Development / 发展

Brief: In the Euro-American context, “development” is commonly understood as a multidimensional socio-economic process with political, economic, social, environmental and cultural dimensions. In this regard, the political dimension (in particular, democracy) is seen as essential to realising the others, which is why development cooperation emphasises good governance, respect for human rights and corruption prevention, often making respective efforts by recipients a condition for aid. The Chinese discourse views “development” primarily as a process of technology-centred “modernisation”. “Economic development” by means of investment in transport, energy and digital infrastructure construction, trade-related infrastructure, production capacities and innovative technology is thought to go hand-in-hand with “social development”. “Economic and social development” are seen as the necessary precondition for both improving the “people’s livelihood” – a term that refers to education, medical and health services, and public welfare facilities – and for “green development”, to be achieved through technological innovation. China criticizes Western donor countries for making improvements in good governance, anti-corruption efforts and human rights a condition for development assistance, arguing that these aspects should not be put above development issues on the economic and technical level, such as infrastructure building or industrial and agricultural development.   Analysis: China therefore rejects the conditionality approach and argues that donors should respect the developing countries’ “right to independently choose their development path” and focus on “strengthening the capacity for independent development”. As a process, development should be “self-reliant” (自力更生, literally translated as: “regeneration through one’s own efforts”) and “independent”. The concept of development as technology-led modernization can be traced back to Sun Yat-sen, since when has been perceived as a means to overcome the “underdevelopment” and “backwardness” that caused China to lose the Opium Wars. Following the Bandung Conference of 1955, China’s premier and foreign minister Zhou Enlai argued that China considered economic independence to be a prerequisite for political independence. Therefore, while focusing on its own development, China would also provide assistance to other developing countries – implying that helping the latter in their economic development would foster their political independence from the US-led capitalist bloc.

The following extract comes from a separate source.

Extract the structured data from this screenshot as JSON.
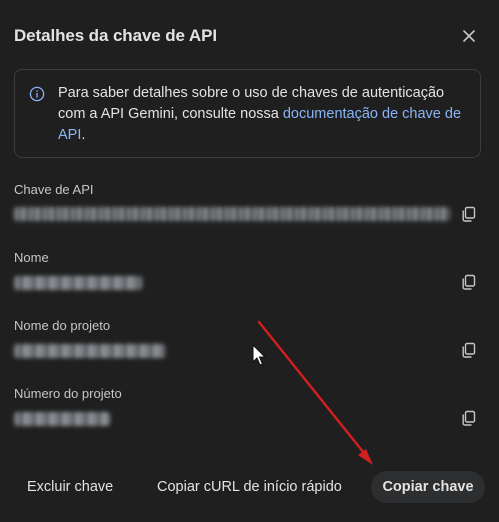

In 1978, Deng Xiaoping, who succeeded Mao Zedong as the paramount leader of the CCP, declared that China’s development required “Four Modernizations” – in agriculture, industry, defence, and science and technology. Shortly afterwards, the human rights activist Wei Jingsheng wrote an essay displayed on the democracy wall in Beijing, calling on the CCP to add “democracy” as a “Fifth Modernization”, for which he was arrested and later exiled to the US. Under Xi Jinping, development has become linked to the “two centenary goals”: the centenary of the founding of the CCP in 2021, at which point China should have become a “moderately well-off society”; and the centenary of the founding of the PRC in 2049, at which point China should have achieved the “China Dream” of national “rejuvenation” and reclaiming the central position it lost through the Opium Wars. Since the times of Zhou Enlai, China’s policy of international development cooperation can be seen as an externalization of its domestic development agenda. The language used to describe the objectives of China’s foreign aid – to “enrich and improve their peoples’ livelihood, and promote their economic growth and social progress” – is nearly identical with the language employed when talking about the development needed to overcome the “relative backwardness” of China’s western and national minority regions. The “China Dream” has been extended to a “World Dream” of “common development” (共同发展). Yet, for a long time, China has maintained that its “foreign aid” (对外援助) to developing countries was not “development aid” (发展援助). The latter term was almost exclusively used to describe Western donor’s aid, including to China. This practice has changed under Xi Jinping: the “Right to Development” (发展权) White Paper states that China has been providing “development aid” for sixty years; the name of the aid agency CIDCA recently established in 2018 stands for “China International Development Cooperation Agency”, implying that China now sees itself as a development provider.   Marina Rudyak